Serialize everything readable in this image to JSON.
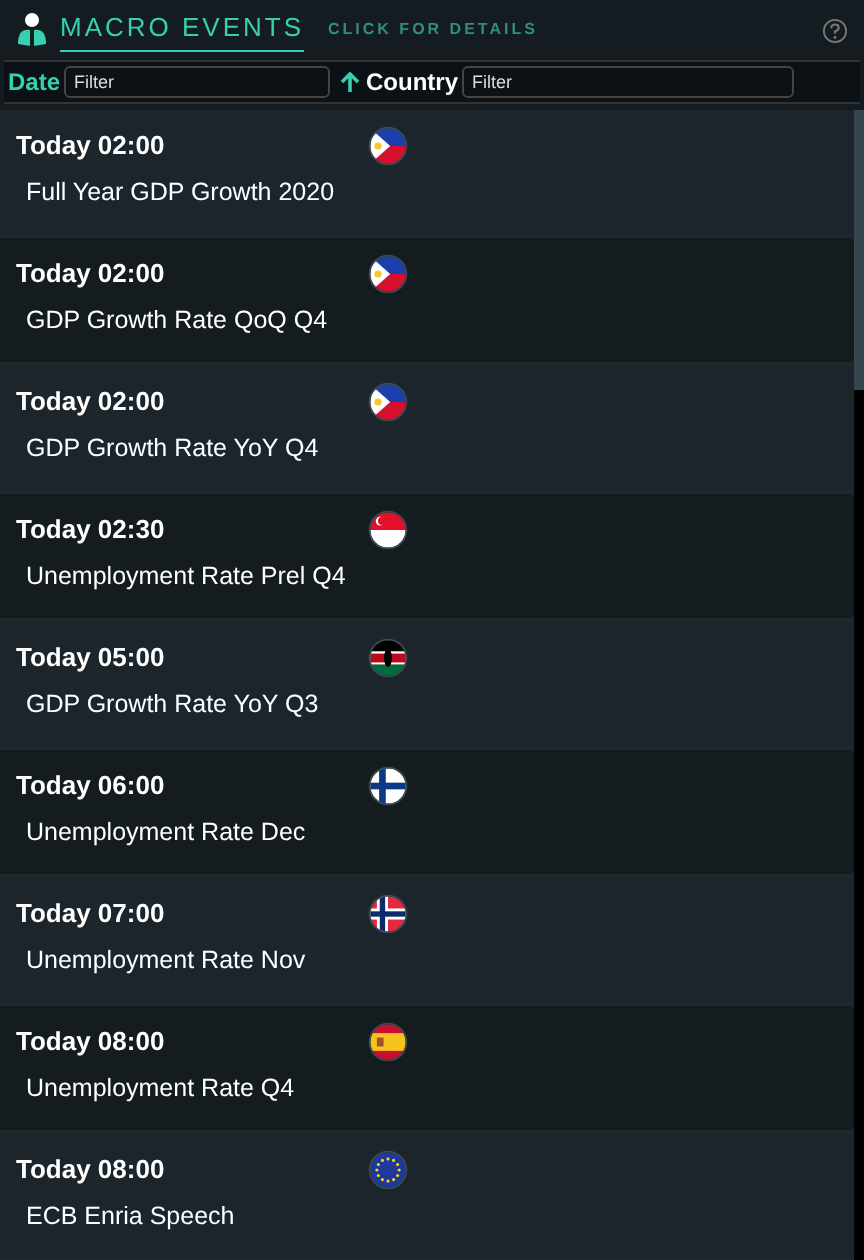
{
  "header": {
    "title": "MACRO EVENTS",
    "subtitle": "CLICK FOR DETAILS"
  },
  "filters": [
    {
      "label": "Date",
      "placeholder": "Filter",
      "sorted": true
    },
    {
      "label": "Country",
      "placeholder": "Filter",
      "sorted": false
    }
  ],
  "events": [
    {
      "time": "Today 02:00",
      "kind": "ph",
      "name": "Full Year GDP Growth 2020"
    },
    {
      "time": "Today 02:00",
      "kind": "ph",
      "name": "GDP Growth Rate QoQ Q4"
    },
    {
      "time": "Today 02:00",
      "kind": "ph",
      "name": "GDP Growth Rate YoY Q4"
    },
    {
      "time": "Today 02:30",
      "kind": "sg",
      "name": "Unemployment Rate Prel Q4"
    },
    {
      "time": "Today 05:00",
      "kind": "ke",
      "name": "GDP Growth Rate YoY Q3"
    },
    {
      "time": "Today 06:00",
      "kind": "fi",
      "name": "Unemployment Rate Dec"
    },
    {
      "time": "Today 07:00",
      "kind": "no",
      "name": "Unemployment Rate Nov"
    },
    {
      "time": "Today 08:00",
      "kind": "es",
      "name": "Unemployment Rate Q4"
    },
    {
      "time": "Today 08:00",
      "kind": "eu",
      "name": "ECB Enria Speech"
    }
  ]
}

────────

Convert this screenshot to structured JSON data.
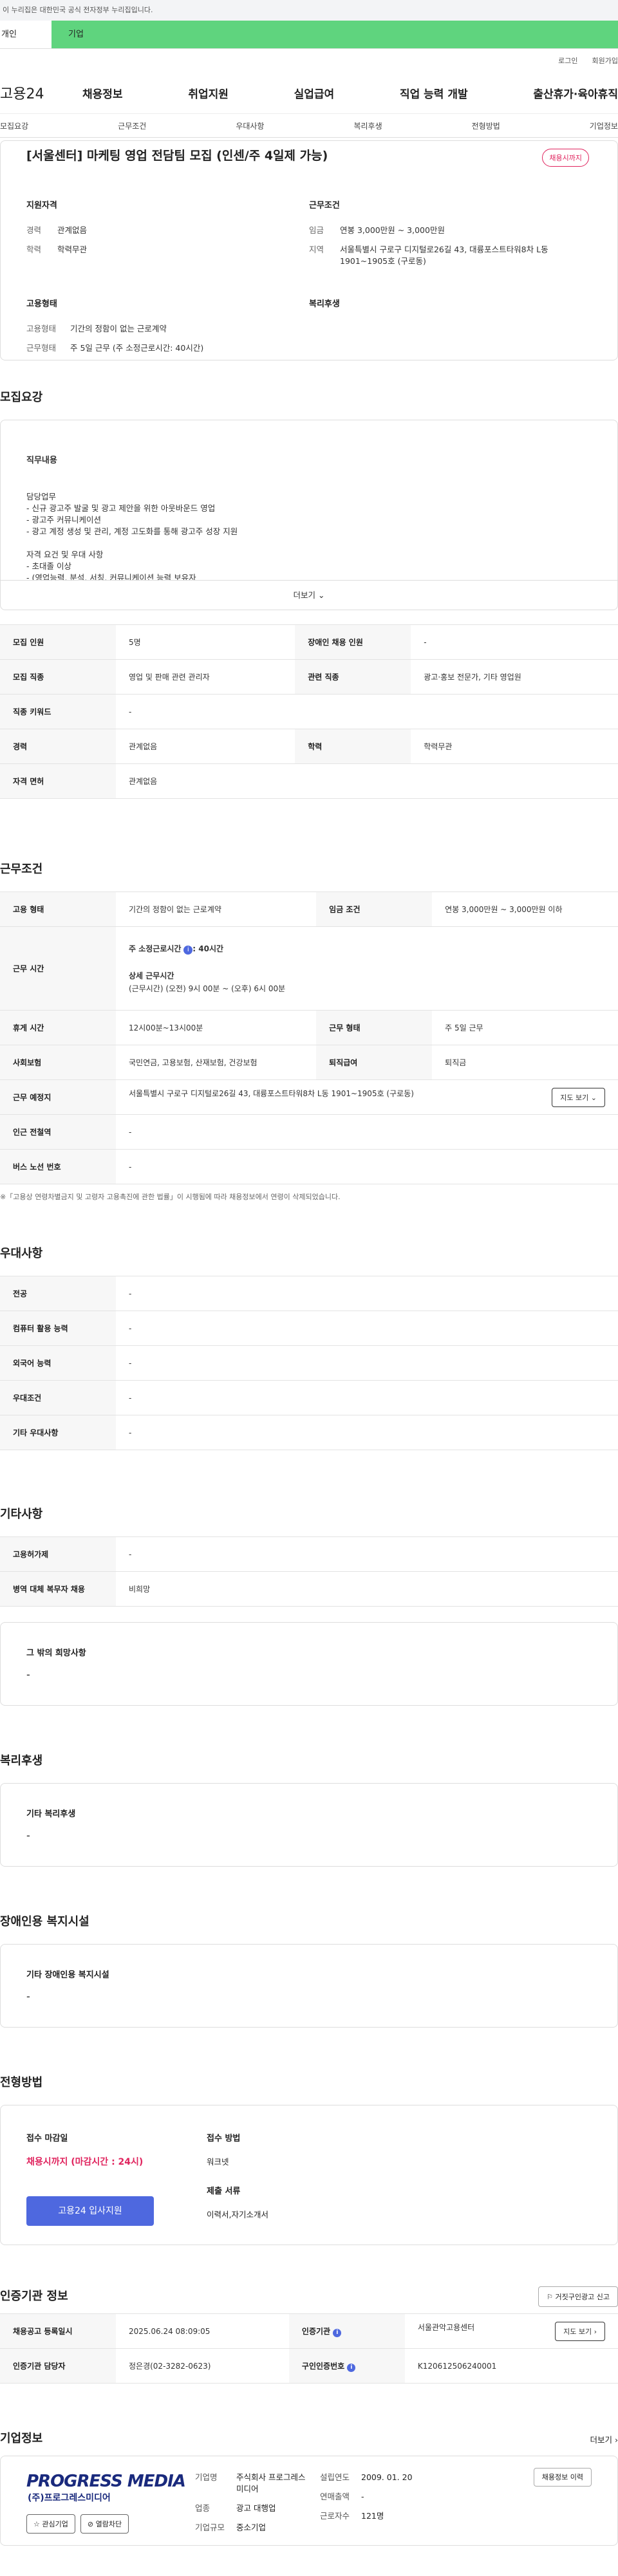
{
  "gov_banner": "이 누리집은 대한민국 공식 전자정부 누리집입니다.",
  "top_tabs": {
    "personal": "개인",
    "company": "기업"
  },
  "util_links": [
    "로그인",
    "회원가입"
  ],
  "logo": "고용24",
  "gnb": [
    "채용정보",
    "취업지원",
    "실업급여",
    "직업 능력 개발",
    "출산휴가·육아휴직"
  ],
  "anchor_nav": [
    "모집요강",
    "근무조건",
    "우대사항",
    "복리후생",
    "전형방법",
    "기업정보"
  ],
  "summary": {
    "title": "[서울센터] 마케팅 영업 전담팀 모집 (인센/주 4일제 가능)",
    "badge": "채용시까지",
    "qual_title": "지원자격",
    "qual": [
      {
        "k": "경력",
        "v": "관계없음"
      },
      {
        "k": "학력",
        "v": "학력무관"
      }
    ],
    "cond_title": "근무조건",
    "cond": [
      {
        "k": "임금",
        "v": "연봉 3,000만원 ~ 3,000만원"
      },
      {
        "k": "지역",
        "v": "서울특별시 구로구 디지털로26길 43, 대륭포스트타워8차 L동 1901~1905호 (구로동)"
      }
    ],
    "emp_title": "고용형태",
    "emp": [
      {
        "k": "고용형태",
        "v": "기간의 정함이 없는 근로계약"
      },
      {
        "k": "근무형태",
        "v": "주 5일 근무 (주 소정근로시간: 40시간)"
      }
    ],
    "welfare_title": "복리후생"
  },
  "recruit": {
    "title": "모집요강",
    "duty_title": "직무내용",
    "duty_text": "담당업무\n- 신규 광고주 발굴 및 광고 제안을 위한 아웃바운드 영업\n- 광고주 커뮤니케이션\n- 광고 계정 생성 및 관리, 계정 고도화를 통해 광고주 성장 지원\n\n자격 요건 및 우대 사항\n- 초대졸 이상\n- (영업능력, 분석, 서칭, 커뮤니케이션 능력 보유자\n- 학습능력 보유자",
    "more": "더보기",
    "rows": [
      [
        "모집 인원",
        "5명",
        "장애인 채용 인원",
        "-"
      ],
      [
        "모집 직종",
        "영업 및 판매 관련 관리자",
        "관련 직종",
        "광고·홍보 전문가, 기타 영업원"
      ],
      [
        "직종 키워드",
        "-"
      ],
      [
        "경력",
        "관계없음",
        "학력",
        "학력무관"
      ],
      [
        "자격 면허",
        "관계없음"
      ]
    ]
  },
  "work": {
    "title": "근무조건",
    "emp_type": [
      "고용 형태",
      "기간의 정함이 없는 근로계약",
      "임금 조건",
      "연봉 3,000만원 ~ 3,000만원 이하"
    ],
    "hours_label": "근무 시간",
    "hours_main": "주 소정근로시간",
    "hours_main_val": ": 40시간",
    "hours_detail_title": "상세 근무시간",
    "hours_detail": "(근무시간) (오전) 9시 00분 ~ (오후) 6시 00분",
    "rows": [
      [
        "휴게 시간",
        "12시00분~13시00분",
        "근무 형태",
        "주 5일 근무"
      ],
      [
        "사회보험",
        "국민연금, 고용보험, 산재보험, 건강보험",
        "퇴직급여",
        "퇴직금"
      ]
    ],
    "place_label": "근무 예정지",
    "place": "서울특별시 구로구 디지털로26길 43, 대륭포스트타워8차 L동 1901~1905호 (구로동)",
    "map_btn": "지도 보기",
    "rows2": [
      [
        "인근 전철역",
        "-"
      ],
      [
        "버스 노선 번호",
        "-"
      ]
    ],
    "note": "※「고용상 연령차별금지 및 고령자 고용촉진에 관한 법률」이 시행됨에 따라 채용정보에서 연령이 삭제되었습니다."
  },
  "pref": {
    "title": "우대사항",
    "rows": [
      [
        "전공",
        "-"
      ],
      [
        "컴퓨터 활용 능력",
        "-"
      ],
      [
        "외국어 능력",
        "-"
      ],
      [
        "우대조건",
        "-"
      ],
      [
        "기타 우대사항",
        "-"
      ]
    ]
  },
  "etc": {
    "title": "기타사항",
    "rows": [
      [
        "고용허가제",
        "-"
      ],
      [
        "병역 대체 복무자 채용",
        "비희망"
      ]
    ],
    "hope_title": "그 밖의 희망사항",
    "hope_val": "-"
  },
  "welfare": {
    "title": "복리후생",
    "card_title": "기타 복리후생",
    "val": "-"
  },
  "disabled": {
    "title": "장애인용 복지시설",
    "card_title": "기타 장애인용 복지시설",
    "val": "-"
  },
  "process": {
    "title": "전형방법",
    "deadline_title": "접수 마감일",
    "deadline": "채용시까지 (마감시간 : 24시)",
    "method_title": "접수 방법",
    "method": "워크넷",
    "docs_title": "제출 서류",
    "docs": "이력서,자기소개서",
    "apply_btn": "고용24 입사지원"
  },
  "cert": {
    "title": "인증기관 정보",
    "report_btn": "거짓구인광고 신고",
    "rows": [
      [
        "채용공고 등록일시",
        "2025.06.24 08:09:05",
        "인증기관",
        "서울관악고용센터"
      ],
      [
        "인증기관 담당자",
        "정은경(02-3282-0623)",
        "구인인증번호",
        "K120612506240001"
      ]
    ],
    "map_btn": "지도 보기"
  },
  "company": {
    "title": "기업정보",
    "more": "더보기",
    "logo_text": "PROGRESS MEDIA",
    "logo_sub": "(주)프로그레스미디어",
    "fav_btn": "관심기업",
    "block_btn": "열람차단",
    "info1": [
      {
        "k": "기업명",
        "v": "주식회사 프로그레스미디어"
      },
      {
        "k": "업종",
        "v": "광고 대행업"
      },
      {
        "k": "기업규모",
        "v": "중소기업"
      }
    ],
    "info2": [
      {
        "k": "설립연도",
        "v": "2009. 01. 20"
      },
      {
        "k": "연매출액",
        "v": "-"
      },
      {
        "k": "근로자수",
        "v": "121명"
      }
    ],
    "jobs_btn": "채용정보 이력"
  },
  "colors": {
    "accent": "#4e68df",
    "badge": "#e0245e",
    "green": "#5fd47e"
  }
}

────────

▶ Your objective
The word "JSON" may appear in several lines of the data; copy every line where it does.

▶ Reply
Serialize everything readable in this image to JSON.
Convert this screenshot to structured JSON data.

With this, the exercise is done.